We are working on balancing the default behavior for whether a window opened from script opens as in a new frame or a tab. Currently, windows that have been customized, such as hiding a toolbar or making the window non-resizable, will default to opening in their own standalone frame, whereas ordinary pop-up windows will open in a new foreground tab. CTRL-clicking and middle-clicking links will open those links in a background tab.
Another implementation detail mentioned for IE7 sounds like it will be important, though that will depend on how it really works out in practice:
One design decision worth calling out is that our current implementation is fully multi-threaded. Each tab is on a separate thread, and the frame is also on its own thread. This has some impact on the overall footprint of IE, but we believe this will allow IE7 to feel faster and provide an overall better user experience. Internally this creates some additional complexity as we have to deal with a lot of cross-thread communication, but it also gives us a way to do things we wouldn't otherwise be able to do with a single-threaded approach.
Firefox seems pretty weak on being multi-threaded. Whenever I load up large pages in a tab (such as the Java API), I'm unable to switch tabs for some time until the page finishes loading. Also, sometimes when saving images or files to a networked drive, which is somewhat slow, Firefox freezes until the save is completed.
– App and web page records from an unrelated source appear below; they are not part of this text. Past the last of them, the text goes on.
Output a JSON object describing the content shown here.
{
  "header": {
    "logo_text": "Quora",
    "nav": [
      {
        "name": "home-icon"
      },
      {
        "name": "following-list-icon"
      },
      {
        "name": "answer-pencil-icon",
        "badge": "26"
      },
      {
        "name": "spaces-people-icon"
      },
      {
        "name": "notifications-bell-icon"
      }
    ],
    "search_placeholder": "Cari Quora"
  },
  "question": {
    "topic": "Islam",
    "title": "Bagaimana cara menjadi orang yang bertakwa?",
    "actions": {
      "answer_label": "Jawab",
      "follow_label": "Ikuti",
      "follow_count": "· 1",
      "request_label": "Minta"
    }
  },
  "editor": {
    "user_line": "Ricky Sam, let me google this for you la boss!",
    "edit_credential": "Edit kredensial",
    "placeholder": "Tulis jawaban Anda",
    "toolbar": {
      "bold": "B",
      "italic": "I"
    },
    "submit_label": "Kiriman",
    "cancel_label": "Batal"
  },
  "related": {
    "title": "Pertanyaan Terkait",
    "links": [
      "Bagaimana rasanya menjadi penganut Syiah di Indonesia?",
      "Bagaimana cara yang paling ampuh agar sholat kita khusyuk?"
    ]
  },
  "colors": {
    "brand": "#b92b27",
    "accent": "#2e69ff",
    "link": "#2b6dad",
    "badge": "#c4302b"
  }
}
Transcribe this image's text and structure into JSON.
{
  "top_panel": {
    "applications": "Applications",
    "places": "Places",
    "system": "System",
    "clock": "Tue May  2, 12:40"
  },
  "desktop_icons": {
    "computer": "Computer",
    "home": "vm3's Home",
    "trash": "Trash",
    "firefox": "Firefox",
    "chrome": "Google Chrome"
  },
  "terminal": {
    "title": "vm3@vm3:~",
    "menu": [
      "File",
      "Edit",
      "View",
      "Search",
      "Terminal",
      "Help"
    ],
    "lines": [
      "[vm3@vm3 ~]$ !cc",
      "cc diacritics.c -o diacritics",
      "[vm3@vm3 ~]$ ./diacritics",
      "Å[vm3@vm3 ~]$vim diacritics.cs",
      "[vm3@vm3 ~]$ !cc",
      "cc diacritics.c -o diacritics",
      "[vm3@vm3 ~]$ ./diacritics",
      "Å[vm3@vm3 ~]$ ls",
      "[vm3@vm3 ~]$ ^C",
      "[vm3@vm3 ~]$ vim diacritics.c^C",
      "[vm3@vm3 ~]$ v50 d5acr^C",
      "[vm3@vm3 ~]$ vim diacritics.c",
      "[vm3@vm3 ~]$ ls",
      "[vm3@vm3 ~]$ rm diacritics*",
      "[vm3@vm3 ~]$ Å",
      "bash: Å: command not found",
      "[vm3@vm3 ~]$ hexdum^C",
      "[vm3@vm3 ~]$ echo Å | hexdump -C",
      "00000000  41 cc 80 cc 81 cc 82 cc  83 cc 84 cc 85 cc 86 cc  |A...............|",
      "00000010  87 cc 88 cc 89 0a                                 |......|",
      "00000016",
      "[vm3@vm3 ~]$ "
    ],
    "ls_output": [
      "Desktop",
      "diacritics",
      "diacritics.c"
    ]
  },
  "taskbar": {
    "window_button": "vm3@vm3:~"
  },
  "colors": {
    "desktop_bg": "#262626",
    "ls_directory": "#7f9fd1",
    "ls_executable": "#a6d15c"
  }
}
Firefox needs to fix these problems to be more usable, and it sounds like IE7 is already looking to address some of the problems. Hopefully the competition from IE will help Firefox improve.